Nice gushing oil rig imagery. Signed by the President Henry H. Hoffman.
Dated Nov 25, 1917, for 50 shares. Sold to James Burns.
Two vertical folds, small tears along folds.
Goose Creek produced many dry holes prior to a gusher in August 1916. The discovery well initially the well produced 8,000 barrels daily, a quantity indicating Goose Creek was a large oilfield, notes historian Priscilla Myers Benham. “The community changed overnight as men rushed to obtain leases, drill wells, and build derricks.” However, in October 1916, Hoffman withdrew from his interests in the Goose Creek and nearby Humble oilfields and organized two new companies. Hoffman Oil & Refining Corporation was formed to acquire and operate refineries.

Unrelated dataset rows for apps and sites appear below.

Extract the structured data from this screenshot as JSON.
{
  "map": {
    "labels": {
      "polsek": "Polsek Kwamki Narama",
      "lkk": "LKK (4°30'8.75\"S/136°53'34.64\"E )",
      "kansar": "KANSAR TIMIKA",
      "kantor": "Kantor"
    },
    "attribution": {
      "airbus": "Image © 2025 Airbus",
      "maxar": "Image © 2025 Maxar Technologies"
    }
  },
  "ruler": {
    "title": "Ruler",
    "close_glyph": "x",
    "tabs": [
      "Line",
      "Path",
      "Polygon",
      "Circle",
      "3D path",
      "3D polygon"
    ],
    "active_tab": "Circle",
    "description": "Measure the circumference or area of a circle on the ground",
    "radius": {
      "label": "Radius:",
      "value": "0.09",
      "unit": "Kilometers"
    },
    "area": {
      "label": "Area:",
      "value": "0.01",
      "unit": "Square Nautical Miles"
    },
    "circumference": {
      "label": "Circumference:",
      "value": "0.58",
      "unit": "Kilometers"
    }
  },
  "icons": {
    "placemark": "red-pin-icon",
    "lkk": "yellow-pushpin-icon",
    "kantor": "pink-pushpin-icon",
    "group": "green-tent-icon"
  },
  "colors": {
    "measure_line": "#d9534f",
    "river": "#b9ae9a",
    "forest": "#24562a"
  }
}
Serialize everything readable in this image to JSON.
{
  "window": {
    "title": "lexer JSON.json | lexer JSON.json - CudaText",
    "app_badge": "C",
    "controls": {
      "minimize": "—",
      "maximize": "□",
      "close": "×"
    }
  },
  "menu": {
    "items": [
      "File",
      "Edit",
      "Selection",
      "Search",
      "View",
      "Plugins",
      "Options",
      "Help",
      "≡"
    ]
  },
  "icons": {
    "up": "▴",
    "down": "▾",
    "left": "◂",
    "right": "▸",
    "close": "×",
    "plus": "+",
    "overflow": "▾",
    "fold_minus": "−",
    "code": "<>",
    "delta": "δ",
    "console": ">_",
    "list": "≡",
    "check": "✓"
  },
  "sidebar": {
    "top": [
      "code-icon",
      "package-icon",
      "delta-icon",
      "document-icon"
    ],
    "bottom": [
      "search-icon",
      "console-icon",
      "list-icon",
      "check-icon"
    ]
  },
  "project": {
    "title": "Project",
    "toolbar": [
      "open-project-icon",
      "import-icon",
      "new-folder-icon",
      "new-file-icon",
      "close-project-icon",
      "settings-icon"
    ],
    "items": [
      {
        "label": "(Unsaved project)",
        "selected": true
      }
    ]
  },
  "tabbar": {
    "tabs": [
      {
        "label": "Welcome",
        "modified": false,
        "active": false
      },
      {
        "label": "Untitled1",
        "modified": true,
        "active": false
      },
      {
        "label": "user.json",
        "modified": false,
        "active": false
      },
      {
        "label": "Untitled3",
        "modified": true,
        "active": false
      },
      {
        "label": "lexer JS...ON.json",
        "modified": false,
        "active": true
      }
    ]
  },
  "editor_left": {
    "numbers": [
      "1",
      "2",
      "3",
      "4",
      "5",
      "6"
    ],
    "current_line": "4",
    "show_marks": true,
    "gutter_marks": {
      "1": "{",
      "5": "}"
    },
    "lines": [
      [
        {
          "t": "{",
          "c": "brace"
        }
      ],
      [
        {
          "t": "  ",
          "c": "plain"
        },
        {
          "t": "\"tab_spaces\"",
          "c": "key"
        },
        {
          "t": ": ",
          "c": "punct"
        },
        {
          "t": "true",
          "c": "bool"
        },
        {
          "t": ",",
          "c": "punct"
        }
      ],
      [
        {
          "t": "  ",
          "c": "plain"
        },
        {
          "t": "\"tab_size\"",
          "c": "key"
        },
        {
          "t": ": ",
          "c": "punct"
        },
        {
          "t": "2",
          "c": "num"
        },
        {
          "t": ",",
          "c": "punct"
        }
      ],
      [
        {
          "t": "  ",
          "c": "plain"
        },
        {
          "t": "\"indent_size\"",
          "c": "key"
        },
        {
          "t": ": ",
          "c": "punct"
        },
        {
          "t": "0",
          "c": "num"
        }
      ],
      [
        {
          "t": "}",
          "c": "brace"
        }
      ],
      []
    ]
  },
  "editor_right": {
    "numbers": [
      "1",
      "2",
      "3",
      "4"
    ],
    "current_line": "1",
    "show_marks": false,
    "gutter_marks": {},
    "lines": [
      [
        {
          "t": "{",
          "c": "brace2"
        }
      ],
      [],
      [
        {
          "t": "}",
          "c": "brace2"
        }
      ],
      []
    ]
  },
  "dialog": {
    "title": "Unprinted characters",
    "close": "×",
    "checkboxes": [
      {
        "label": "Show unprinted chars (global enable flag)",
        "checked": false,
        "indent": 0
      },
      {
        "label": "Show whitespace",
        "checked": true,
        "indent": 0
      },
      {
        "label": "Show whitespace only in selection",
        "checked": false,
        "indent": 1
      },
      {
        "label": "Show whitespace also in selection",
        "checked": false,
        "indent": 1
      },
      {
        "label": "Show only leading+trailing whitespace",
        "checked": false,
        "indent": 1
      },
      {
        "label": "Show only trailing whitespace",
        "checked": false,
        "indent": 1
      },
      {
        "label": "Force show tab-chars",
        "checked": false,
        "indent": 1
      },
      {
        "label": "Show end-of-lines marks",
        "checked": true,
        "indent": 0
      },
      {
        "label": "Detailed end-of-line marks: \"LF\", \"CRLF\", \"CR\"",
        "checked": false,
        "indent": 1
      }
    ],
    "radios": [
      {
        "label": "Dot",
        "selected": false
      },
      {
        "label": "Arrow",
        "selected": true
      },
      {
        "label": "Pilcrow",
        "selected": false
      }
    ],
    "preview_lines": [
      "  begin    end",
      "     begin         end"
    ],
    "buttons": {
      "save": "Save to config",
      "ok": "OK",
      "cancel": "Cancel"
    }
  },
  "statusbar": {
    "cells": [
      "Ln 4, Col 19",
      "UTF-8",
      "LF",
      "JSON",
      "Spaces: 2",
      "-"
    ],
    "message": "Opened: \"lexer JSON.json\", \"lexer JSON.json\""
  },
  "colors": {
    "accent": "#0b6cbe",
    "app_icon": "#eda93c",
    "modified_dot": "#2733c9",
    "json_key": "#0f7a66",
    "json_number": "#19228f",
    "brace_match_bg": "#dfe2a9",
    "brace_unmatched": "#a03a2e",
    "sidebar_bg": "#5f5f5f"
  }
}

In August of 1918, Hoffman Oil & Refining acquired Buffalo Oil & Refining with the understanding that Buffalo shareholders were to receive 10 shares of Hoffman stock for one of their shares. There were few benefits. Although Hoffman’s company once again held properties in the Goose Creek oilfield – as well as leases in the “Roaring Ranger” oilfield and the Burkburnett oilfield – the company’s fortunes continued to fade. By July 1919, Hoffman Oil & Refining had lost its charter to do business in Texas.
Courtesy American Oil & Gas Historical Society